I remember when I was a younger lawyer the difficulty I had with clients settling lawsuits that factually and legally had little merit. I remember the partner I worked for telling me that was the cost of doing business. While I knew he was right that comment still bothers me to this day. But the reality is lawyers cost money and the time and expense defending lawsuits can be distracting, especially when a company doesn’t have a legal department or is a routine player in employment disputes.
No matter how distasteful, at the same time a company is getting together all of the documents and identifying the witnesses that are key to defending a claim, the powers that be also need to evaluate the possibilities of settlement. What does mean? Defense counsel should be reaching out to plaintiff’s counsel early on in the process to determine what the plaintiff wants. There are two things I tell my clients that I am generally certain of: (1) a dispute will cost more then you think; and (2) it will also take up more of your time then anticipated.
Now there are certain times where the company may need some discovery to be in a position to evaluate the claims of a plaintiff. But in many situations, dialogue with opposing counsel may give the other side a read into what the lawyer actually believes the merits of the case may be. Trust me, a lawyer on a contingency fee does not want to spend time on a case that is marginal. If it’s marginal they are going to want to resolve it, if not maybe the case as not as marginal as the company thinks.

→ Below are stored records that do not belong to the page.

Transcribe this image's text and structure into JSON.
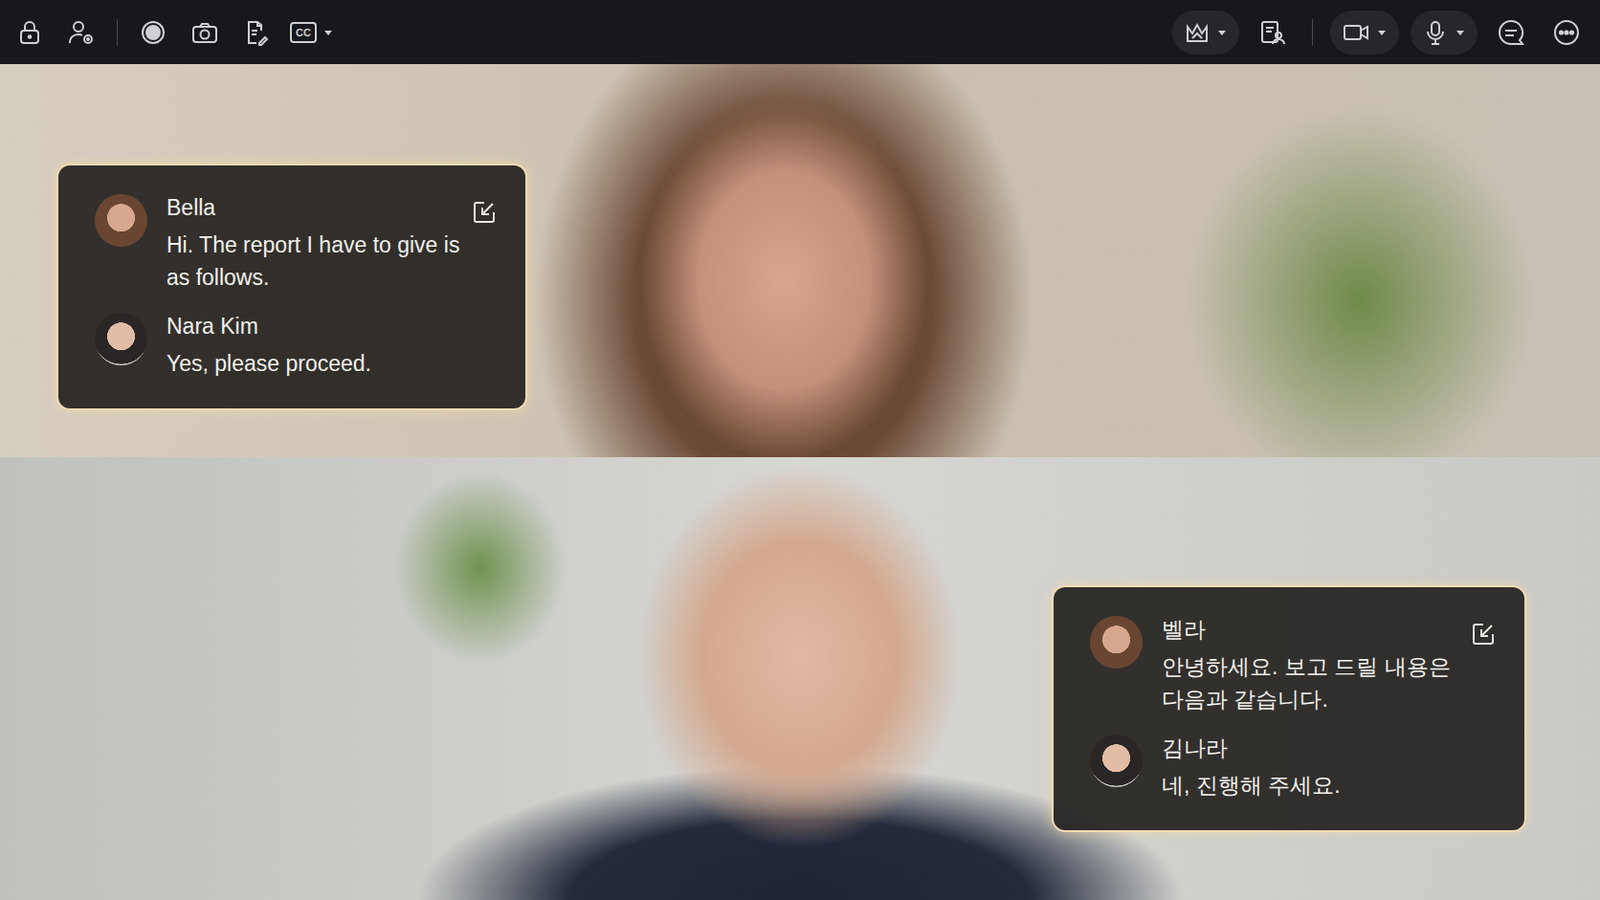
{
  "toolbar": {
    "cc_label": "CC"
  },
  "videos": [
    {
      "captions": [
        {
          "speaker": "Bella",
          "text": "Hi. The report I have to give is as follows."
        },
        {
          "speaker": "Nara Kim",
          "text": "Yes, please proceed."
        }
      ]
    },
    {
      "captions": [
        {
          "speaker": "벨라",
          "text": "안녕하세요. 보고 드릴 내용은 다음과 같습니다."
        },
        {
          "speaker": "김나라",
          "text": "네, 진행해 주세요."
        }
      ]
    }
  ]
}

Most cases are never going to trial. That means there could be a summary judgment or more likely a settlement at some point in the process. The earlier in the process that can be reached the better.